EXERCISE OBJECTIVE
Each line with the word "title" must appear in the answer, copied from the records.
§
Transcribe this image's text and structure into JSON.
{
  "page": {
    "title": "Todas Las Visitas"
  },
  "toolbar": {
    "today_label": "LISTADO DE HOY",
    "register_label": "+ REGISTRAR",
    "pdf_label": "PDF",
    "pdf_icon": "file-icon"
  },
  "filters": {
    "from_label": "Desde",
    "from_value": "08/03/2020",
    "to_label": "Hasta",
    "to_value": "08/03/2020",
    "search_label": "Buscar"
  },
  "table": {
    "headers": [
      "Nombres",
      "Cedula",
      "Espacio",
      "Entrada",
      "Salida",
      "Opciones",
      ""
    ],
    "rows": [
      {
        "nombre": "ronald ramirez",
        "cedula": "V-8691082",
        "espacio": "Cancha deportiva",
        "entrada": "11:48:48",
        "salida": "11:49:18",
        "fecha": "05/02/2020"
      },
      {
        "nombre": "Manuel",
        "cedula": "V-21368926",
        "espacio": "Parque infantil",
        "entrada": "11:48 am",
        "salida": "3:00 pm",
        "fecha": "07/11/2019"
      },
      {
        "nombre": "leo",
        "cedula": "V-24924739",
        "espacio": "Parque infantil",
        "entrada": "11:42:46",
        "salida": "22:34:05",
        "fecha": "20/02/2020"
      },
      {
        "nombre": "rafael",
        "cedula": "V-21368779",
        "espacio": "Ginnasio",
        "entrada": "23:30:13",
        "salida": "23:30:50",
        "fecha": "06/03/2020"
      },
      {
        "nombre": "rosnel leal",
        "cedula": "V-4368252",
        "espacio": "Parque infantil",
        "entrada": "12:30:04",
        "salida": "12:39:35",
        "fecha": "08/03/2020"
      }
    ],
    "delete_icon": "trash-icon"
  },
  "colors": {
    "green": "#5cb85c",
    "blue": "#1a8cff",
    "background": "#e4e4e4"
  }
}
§
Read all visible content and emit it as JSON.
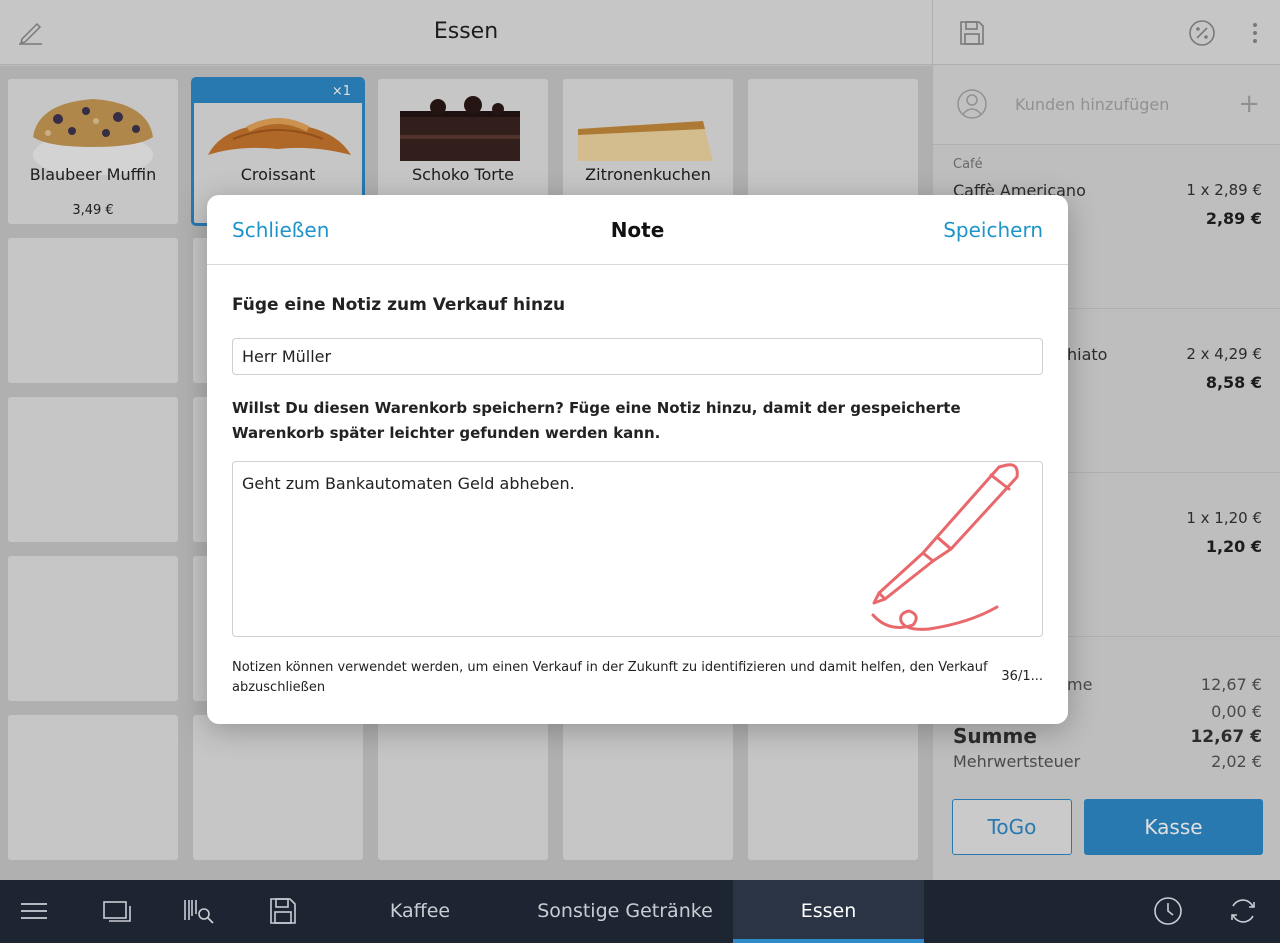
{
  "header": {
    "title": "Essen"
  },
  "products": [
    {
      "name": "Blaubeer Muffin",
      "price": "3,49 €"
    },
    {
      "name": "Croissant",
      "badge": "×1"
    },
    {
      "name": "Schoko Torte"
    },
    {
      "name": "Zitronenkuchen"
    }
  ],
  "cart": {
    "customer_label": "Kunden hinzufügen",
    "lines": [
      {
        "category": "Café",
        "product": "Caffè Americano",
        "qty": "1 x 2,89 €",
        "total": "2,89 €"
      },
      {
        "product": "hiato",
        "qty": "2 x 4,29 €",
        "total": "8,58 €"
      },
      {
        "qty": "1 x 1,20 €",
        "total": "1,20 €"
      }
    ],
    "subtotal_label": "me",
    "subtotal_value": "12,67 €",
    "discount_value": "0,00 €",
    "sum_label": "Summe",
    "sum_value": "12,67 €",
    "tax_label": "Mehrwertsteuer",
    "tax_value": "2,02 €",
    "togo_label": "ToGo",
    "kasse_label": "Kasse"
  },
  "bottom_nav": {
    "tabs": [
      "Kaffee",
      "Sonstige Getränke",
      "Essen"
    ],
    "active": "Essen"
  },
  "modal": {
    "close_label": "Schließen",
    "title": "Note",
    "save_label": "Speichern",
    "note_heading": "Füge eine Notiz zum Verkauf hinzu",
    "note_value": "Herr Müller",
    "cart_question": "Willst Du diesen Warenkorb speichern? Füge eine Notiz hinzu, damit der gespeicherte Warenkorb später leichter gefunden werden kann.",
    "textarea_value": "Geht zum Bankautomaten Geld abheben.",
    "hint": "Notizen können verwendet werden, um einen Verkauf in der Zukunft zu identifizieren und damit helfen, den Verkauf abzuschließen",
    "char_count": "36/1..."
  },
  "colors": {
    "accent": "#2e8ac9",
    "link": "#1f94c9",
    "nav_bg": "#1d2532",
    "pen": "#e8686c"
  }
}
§
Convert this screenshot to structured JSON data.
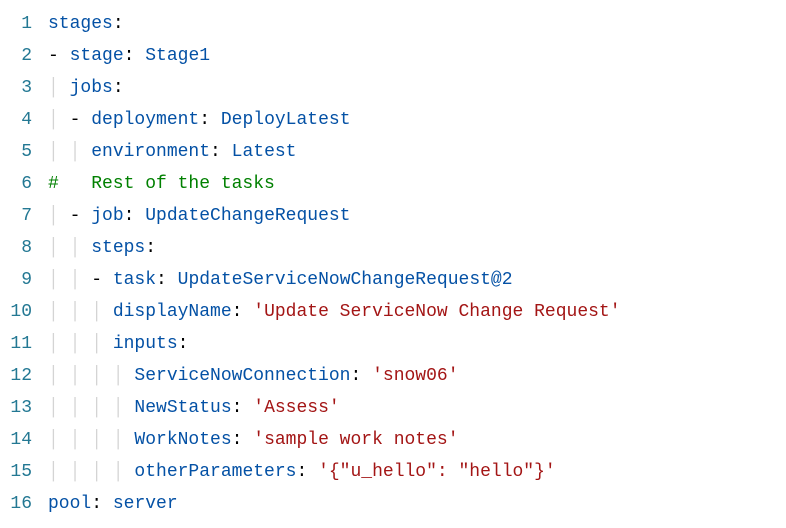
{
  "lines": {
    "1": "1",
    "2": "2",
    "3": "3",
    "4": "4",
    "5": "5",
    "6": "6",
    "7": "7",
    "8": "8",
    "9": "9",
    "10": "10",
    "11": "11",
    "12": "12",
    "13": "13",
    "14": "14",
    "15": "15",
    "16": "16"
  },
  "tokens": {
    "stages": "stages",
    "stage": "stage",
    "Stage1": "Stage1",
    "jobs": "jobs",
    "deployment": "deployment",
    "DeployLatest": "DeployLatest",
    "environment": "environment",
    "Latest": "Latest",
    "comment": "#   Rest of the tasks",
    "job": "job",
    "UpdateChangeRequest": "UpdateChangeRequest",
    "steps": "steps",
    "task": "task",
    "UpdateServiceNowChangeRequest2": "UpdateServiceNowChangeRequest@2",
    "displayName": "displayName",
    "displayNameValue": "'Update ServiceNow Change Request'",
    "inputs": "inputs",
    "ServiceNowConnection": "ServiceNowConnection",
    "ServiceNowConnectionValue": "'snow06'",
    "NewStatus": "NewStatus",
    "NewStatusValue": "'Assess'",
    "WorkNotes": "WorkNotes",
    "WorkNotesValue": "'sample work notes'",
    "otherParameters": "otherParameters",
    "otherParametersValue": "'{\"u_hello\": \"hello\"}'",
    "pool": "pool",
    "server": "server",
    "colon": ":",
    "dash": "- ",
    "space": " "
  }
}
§
RESULT
    "title": "Todas Las Visitas"
    "title": "Essen"
    "title": "Note",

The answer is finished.